- _Task statement_
Look through the records below for the word "content". Report how many lines have it, and only that number.

- _Records_
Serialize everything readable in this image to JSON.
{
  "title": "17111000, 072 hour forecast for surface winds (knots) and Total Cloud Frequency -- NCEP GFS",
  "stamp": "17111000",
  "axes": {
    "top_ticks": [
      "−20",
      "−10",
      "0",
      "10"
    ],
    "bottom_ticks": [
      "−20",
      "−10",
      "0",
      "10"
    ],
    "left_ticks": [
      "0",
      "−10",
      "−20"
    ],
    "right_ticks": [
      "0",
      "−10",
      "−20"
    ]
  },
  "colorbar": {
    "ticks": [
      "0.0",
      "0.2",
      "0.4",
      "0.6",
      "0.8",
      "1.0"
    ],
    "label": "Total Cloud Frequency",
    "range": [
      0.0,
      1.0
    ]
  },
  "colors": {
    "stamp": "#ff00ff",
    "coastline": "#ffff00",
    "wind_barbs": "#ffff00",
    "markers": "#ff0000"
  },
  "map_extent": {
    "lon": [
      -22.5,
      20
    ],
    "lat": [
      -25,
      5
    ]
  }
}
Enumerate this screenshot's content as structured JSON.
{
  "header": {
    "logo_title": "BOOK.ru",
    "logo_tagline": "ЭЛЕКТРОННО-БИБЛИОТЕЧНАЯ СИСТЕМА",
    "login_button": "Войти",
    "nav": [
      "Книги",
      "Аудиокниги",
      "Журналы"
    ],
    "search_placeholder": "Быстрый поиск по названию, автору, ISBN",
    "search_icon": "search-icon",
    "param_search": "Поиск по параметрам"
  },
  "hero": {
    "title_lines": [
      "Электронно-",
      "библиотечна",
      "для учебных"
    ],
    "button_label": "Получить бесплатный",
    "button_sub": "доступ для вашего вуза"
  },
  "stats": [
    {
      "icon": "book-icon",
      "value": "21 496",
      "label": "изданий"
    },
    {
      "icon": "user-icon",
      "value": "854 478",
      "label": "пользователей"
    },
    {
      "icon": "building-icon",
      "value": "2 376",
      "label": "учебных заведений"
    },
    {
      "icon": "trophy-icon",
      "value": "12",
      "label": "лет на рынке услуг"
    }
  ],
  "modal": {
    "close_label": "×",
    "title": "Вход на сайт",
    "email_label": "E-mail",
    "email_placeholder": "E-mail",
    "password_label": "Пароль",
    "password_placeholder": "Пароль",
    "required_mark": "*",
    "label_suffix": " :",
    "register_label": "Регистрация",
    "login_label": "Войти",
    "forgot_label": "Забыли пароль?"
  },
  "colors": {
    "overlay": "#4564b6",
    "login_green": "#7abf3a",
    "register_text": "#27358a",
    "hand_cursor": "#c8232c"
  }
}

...

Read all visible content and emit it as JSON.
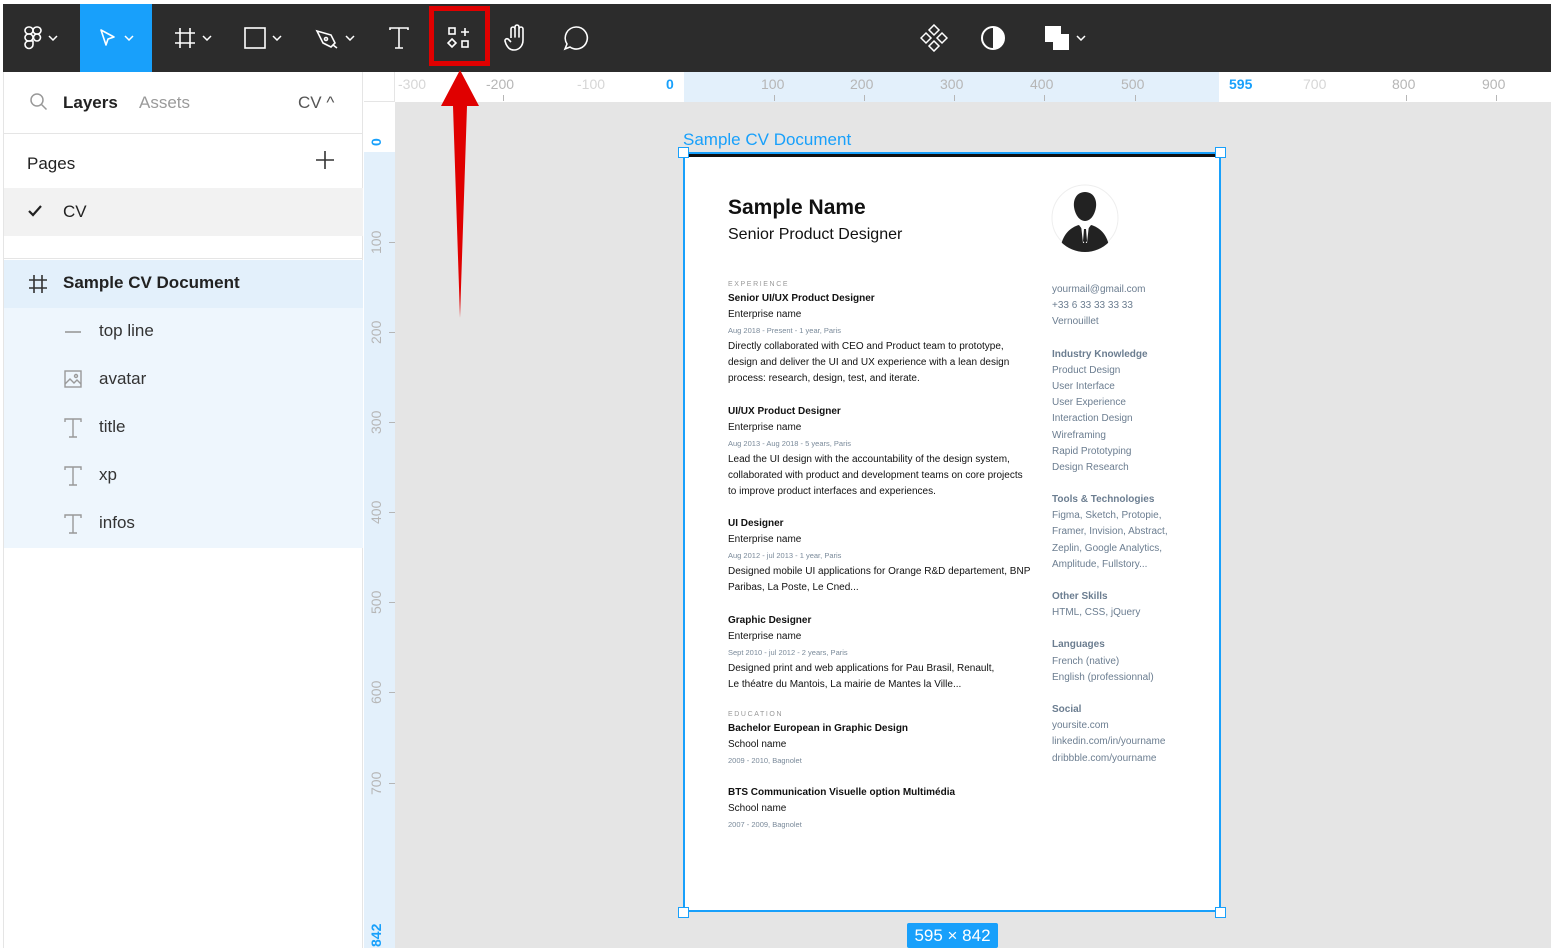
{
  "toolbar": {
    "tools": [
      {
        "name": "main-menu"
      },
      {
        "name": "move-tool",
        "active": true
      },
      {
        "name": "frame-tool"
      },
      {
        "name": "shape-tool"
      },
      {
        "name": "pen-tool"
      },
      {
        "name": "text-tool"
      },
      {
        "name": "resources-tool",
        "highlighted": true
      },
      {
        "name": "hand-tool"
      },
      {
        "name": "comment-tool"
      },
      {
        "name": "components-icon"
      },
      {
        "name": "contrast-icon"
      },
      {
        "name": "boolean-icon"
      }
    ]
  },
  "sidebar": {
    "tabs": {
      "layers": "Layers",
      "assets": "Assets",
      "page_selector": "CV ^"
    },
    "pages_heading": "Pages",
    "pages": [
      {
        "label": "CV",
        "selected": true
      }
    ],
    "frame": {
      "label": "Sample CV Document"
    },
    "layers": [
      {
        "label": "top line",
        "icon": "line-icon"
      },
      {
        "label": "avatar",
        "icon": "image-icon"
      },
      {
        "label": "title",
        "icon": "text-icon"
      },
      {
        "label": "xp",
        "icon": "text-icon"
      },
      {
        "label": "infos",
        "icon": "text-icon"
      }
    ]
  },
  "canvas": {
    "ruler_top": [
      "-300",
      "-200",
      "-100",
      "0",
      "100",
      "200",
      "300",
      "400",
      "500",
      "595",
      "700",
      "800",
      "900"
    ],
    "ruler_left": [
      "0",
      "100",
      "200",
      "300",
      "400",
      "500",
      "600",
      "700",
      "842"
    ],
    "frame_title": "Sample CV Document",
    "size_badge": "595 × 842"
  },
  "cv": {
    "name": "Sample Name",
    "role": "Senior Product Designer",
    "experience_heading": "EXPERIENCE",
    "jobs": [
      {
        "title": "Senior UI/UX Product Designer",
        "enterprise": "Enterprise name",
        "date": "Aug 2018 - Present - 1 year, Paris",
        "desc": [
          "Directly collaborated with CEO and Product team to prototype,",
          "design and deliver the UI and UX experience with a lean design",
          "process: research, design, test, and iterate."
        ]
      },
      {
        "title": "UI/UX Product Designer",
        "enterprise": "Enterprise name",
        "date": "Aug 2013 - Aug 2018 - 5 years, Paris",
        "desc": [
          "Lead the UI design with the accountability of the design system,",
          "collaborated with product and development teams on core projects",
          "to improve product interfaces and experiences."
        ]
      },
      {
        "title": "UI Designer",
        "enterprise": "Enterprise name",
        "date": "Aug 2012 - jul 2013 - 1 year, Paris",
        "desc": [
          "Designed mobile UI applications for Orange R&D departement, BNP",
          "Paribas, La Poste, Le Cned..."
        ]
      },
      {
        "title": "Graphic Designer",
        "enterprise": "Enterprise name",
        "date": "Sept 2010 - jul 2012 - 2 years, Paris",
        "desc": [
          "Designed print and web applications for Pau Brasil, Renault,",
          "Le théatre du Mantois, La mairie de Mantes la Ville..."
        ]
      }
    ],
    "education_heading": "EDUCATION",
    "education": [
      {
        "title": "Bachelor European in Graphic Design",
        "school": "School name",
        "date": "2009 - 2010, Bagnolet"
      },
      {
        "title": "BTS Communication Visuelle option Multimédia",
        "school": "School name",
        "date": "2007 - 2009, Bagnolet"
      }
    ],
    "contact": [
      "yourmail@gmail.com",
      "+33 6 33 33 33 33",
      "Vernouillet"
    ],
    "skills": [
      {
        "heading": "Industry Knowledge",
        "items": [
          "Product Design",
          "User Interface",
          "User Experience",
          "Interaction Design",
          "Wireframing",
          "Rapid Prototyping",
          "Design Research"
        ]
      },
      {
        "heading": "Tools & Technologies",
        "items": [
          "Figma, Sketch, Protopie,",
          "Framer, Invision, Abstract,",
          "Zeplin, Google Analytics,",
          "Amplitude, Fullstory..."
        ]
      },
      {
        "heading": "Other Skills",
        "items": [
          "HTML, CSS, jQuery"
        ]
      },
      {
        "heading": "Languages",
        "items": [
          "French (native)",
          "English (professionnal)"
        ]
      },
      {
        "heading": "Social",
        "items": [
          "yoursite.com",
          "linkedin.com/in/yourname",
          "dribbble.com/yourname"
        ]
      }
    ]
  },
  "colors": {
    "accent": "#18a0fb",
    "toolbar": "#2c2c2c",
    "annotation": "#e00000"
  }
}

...

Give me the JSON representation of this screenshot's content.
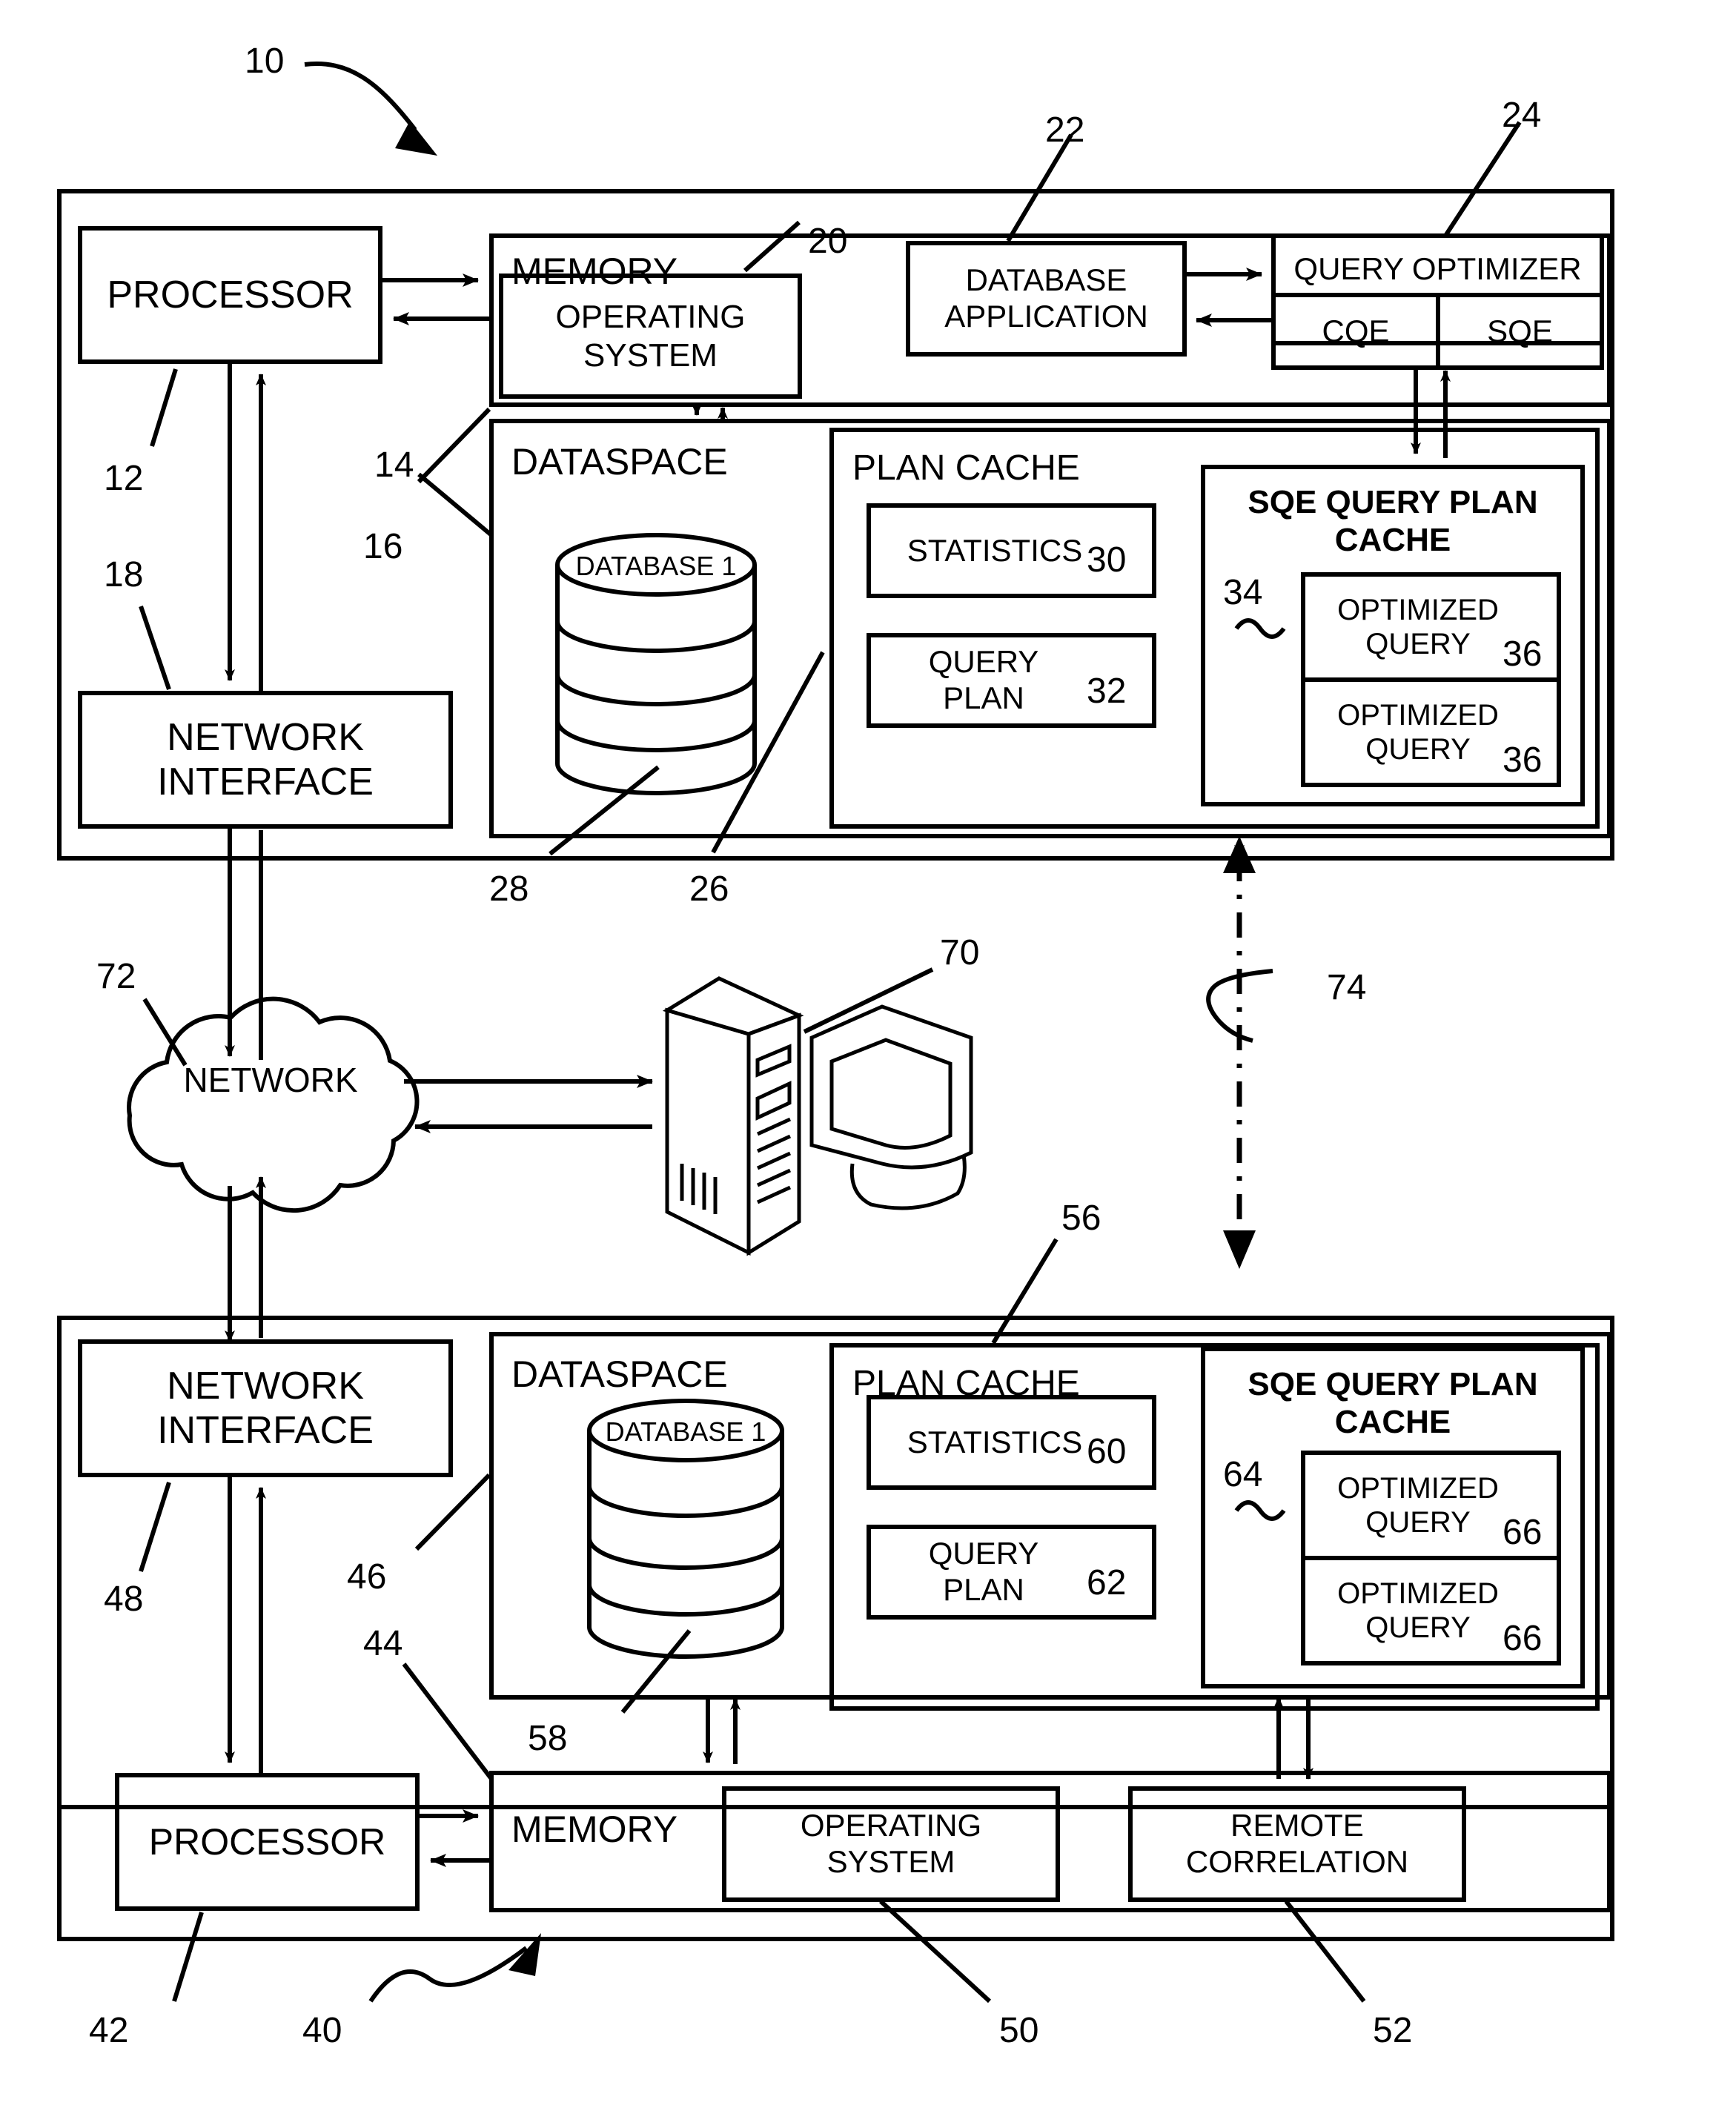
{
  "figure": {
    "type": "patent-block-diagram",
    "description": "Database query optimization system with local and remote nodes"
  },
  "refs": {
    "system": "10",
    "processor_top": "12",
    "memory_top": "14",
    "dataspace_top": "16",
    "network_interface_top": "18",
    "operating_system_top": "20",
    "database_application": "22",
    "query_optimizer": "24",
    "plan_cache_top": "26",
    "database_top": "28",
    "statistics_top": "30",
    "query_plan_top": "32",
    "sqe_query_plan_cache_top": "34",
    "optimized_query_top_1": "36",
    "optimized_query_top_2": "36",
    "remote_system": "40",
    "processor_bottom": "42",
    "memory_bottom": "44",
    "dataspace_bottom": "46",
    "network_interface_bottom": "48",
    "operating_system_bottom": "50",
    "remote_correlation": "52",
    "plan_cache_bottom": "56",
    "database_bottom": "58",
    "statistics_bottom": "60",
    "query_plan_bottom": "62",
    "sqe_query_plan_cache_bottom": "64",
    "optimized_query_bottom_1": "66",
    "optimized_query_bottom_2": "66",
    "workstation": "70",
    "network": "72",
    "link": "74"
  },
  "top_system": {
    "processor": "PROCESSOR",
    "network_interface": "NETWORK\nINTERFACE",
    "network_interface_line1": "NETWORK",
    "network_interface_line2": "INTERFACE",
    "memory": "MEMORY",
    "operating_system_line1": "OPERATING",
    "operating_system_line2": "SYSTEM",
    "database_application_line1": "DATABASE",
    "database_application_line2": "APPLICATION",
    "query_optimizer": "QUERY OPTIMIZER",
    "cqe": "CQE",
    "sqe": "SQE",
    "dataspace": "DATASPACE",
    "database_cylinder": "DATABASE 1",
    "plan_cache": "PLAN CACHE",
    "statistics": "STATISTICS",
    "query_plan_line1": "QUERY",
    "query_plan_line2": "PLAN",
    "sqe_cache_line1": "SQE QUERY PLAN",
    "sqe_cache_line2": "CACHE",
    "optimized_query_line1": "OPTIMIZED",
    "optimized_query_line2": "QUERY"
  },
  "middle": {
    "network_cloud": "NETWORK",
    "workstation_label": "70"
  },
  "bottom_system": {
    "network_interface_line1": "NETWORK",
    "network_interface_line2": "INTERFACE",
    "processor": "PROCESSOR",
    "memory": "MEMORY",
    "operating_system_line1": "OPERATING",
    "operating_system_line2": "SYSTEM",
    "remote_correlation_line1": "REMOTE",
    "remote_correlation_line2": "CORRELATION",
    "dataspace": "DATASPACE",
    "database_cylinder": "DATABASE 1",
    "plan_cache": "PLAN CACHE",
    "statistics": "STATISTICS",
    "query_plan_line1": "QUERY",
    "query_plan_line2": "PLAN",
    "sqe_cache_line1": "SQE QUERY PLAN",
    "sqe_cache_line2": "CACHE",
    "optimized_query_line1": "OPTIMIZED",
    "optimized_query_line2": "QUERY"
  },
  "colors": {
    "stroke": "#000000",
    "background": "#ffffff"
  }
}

- _Response to the task_
3